PORTLAND, Ore. (KOIN) — Calling it a “rare” and “unusual” case, the Attorney General for Oregon admits the state violated a Beaverton man’s first amendment right to free speech. The state is conceding the violation as it hopes to make Mats Järlström’s federal lawsuit go away, but the Beaverton electronics expert wants to continue his suit on behalf of others like him.
The case stems from Järlström’s efforts to prove red light cameras are setting drivers up for tickets they can’t avoid. The state fined him $500 for the “unlicensed practice of engineering,” even though he says clients at his electronics business don’t require or even care if he’s licensed. Järlström has a degree in electrical engineering, but like most people practicing engineering in the United States, he does not have a state engineering license.
His frustration was felt all the way in Washington D.C. where the Institute for Justice, which fights for peoples’ constitutional rights, decided to back him.
The group filed a federal lawsuit, arguing the State of Oregon can’t own the word engineer and “…to vindicate the right of Plaintiff Mats Järlström to talk and write freely without fear of government punishment.”
Järlström’s lawyers claim the government has no legitimate interest in restricting who can talk about or critique engineering principles.
The Attorney General’s Office argues the state has a critical interest in regulating who calls themselves an engineer, to ensure things like bridges and buildings are built correctly. Christina Beatty-Walters of the AG’s Office says Järlström should be free to talk about his red light camera theories as long as he is not paid to do it, or shares his information in “professional” and “commercial” speech. Judge Stacie Beckerman expressed concerns during a hearing in downtown Portland Monday about how those terms could possibly be defined and differentiated from free speech.

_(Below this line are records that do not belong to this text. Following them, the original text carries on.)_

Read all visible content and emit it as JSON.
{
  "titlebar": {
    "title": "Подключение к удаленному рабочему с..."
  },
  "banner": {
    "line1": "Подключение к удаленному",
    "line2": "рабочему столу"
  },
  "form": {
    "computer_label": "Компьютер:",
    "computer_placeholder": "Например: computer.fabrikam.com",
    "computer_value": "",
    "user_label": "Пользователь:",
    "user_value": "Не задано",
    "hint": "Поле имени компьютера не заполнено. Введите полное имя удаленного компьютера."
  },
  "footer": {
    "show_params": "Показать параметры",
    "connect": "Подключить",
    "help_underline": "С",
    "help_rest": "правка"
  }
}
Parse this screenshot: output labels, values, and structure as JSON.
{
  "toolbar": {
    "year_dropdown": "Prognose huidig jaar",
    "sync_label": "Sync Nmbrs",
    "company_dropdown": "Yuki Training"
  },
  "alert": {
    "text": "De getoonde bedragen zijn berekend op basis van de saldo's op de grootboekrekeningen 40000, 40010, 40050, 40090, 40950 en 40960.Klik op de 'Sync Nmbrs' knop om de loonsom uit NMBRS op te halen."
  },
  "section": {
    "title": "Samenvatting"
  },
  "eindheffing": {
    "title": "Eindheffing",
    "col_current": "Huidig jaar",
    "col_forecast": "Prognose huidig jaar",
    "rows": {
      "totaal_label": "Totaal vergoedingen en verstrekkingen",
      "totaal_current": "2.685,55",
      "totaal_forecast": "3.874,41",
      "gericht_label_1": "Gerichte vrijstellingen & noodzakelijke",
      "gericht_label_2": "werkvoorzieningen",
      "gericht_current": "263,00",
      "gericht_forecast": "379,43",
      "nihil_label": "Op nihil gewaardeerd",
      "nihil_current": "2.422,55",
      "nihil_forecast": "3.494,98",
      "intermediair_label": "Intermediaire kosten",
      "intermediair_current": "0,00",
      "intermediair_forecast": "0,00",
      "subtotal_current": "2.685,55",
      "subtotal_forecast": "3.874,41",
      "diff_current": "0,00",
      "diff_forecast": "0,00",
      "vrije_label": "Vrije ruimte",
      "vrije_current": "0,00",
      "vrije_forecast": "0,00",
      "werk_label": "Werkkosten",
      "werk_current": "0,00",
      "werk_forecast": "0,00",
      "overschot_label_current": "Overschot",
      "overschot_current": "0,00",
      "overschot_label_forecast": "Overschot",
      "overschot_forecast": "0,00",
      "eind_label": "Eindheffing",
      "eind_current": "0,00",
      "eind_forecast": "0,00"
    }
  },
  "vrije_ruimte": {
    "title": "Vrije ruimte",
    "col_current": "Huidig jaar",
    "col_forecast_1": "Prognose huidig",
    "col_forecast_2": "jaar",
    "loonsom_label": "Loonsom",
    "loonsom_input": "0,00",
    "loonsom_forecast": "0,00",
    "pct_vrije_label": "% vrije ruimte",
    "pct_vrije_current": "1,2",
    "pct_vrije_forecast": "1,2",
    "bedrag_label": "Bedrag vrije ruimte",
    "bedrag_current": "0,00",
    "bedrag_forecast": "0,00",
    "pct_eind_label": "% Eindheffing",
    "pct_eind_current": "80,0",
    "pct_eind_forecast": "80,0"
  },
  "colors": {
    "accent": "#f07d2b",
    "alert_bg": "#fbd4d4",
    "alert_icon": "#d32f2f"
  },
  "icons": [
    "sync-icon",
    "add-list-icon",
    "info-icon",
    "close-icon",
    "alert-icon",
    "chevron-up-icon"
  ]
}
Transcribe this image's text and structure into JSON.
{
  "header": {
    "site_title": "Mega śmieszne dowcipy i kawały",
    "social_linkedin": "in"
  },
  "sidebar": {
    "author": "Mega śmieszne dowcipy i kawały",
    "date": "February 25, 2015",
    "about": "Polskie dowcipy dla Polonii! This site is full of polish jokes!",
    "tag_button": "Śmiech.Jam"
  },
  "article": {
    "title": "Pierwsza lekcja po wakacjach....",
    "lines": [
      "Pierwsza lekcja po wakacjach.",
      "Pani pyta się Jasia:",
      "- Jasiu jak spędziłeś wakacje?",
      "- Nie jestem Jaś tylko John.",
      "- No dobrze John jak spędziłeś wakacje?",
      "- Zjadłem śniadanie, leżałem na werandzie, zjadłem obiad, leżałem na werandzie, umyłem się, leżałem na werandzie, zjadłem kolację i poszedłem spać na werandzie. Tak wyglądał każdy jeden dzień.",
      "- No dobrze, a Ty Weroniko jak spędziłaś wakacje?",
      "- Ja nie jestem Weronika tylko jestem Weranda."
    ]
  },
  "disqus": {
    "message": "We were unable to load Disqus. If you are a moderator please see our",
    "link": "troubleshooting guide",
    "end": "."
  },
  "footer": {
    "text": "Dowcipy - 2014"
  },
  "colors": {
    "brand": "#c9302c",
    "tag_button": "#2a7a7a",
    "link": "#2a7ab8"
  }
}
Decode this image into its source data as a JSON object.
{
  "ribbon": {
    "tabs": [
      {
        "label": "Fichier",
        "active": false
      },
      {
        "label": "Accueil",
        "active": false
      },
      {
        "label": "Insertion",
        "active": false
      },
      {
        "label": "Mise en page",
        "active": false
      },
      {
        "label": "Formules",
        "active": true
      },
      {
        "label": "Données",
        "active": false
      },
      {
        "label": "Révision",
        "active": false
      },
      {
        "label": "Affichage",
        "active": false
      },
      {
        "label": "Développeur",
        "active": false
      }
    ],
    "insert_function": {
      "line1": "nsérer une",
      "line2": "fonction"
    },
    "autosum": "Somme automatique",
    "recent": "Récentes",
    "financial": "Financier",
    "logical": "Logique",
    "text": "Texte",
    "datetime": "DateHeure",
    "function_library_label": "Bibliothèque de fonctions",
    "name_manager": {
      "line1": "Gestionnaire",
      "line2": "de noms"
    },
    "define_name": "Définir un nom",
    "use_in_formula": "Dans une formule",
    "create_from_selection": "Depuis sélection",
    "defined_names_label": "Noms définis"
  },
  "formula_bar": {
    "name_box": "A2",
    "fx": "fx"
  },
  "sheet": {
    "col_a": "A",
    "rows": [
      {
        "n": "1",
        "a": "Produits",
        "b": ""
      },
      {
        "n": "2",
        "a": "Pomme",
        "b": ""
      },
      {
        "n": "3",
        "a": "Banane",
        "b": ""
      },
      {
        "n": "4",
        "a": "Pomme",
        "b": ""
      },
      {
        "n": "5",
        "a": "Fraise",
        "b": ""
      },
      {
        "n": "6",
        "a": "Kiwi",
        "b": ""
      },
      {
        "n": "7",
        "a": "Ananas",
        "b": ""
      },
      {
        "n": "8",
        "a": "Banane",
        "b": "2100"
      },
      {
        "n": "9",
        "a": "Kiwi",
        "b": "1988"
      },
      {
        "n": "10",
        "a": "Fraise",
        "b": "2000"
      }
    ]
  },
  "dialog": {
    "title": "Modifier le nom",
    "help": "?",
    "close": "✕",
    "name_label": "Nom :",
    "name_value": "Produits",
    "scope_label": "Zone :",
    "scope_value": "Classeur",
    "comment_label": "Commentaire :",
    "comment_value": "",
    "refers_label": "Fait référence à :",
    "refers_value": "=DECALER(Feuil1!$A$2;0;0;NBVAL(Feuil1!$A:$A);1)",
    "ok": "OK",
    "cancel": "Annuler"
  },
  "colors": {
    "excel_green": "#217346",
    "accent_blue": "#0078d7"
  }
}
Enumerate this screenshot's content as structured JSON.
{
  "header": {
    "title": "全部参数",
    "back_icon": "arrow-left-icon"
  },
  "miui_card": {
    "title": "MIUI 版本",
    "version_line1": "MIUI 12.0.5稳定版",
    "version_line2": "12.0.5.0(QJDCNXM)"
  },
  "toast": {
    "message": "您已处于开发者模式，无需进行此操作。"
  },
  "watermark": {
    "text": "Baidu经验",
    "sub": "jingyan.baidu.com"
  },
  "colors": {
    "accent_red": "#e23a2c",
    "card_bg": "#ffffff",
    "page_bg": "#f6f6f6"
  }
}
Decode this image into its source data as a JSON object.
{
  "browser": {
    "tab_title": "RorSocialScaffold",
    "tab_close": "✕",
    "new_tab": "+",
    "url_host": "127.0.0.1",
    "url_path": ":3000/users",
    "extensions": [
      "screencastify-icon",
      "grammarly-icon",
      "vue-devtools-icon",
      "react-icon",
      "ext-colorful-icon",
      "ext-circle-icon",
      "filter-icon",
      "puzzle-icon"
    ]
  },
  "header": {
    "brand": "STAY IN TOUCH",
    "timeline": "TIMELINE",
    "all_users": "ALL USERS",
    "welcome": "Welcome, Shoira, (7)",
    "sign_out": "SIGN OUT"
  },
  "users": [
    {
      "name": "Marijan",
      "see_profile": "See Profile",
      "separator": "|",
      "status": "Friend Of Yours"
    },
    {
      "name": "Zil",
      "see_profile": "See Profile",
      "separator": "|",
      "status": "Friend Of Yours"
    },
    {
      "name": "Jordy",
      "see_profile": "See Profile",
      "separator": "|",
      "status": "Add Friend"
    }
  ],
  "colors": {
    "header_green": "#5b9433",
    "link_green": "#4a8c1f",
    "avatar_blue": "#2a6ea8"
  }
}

Järlström’s lawyers told the judge he has the right to continue his lawsuit, so other people practicing engineering without a license can continue their work without fear of being punished by the Oregon State Board of Examiners for Engineers and Land Surveying. The State already refunded Järlström the $500 fine. The lawyer for the Attorney General argues the case should be settled for Järlström alone, because the State is giving him “all the relief he needs to continue doing what he’s doing.”
One of the other people facing similar discipline from the state is former Oregon gubernatorial candidate Allen Alley. The state has a pending case against the Republican for using the “e” word in a campaign ad without passing the state’s licensing test.
“Fundamentally, I think it’s wrong that people like me and Mats are going through this when we haven’t really claimed anything that we’re not.” Alley said after attending Järlström’s court hearing. “I have a degree from Purdue. I’ve practiced at Ford and Boeing, I’ve run engineering companies. I’ve won awards for being an engineer. I didn’t say I was a licensed professional engineer.”
The judge told lawyers she would likely issue her ruling in a couple weeks.
According to the National Council of Examiners of Engineering and Surveying, there were 481,717 licensed engineers in the U.S. in 2016. But the National Society of Professional Engineers estimates about 2 million people are practicing engineering.
Many engineering professors aren’t required to be licensed engineers. At Oregon State University, only 13 of 45 faculty members in the Civil and Construction Engineering department have their engineering licenses. The university encourages but does not require their faculty members to become licensed engineers.
“The number drops dramatically outside that department because it’s not as critical to their success,” Scott Ashford, Dean of the OSU College of Engineering, said.
The Institute for Justice is representing Järlström for free, and they’re not seeking any monetary damages. Järlström says this is all about principles.